Seoul Officials Urged to Dress Down to Beat the Heat
City hall officials in the South Korean capital Seoul are being urged to take off suits and don shorts to beat the heat during an energy-saving drive this summer.
Mayor Park Won-Soon was to model shorts at a fashion show later Tuesday to promote the “Super Cool Biz” casual clothing campaign, said a city government official in charge of the drive.
South Korea was once noted for its conservative business attire. But even the cabinet meets in shirtsleeves during the central government’s summertime restrictions on air conditioning, now in their fourth year.
Government buildings must be no cooler than 28 degrees Celsius (82.4 degrees Fahrenheit), with a minimum of 26 degrees for private offices, stores and restaurants.

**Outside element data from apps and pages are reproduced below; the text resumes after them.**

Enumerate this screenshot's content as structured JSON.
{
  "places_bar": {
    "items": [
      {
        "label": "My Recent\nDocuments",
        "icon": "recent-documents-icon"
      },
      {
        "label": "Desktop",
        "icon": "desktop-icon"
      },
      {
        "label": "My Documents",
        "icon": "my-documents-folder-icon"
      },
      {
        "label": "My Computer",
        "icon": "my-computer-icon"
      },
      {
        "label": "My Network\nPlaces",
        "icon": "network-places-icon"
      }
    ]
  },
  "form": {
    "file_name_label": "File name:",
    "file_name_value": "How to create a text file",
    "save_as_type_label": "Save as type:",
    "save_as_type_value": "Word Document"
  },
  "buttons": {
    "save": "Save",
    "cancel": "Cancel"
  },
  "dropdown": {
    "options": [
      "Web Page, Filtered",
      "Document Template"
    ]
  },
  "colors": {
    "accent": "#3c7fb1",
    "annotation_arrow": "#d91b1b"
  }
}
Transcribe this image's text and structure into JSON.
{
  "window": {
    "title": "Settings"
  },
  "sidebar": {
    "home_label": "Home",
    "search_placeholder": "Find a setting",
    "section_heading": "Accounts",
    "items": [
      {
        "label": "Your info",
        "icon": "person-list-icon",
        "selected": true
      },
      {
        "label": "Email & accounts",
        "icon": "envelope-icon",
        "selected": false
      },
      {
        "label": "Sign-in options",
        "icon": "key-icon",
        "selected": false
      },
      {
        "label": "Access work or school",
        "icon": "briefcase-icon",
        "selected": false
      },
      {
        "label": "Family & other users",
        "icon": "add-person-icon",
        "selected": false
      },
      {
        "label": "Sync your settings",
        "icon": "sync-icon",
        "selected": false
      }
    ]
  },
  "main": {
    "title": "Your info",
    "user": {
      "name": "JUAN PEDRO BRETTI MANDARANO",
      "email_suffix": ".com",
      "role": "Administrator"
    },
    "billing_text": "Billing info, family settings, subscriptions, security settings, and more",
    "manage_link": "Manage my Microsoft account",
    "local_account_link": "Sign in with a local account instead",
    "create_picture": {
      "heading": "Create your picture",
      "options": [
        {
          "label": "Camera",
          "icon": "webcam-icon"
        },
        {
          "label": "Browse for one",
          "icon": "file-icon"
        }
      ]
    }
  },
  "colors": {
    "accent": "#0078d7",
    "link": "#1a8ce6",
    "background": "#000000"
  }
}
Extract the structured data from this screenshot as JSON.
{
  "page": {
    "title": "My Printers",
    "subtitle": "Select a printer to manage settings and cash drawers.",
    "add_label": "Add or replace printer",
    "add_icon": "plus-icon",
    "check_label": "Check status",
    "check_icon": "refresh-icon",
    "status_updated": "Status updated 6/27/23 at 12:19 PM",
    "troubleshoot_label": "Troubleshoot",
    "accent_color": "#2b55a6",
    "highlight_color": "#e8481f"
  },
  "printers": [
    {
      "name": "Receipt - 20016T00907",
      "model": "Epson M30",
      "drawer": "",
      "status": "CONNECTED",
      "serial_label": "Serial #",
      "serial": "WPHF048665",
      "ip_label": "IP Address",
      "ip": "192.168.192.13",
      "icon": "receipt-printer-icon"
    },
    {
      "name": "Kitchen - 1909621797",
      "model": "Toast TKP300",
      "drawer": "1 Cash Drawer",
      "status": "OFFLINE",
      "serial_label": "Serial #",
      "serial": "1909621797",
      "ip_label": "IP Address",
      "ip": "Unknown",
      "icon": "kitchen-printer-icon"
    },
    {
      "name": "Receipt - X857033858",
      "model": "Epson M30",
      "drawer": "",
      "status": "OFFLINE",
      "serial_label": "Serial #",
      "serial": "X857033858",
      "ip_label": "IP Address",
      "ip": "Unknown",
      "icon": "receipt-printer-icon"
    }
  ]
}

The policy was started because of rising oil prices but now aims to save power as national generating capacity is stretched.
Seoul’s casual wear campaign is voluntary and does not include staffers who meet the public or attend business meetings.
The official, who declined to be identified, said few city hall staffers are taking part so far because the temperature is still relatively low.
Also, “some older employees are not used to such casual attire because it was banned by the government before. But after some time, we expect the campaign to be widely accepted,” he told AFP.
Previously, the city government ran a somewhat dressier “Cool Biz” drive under which male employees were ordered to doff ties and jackets in the office.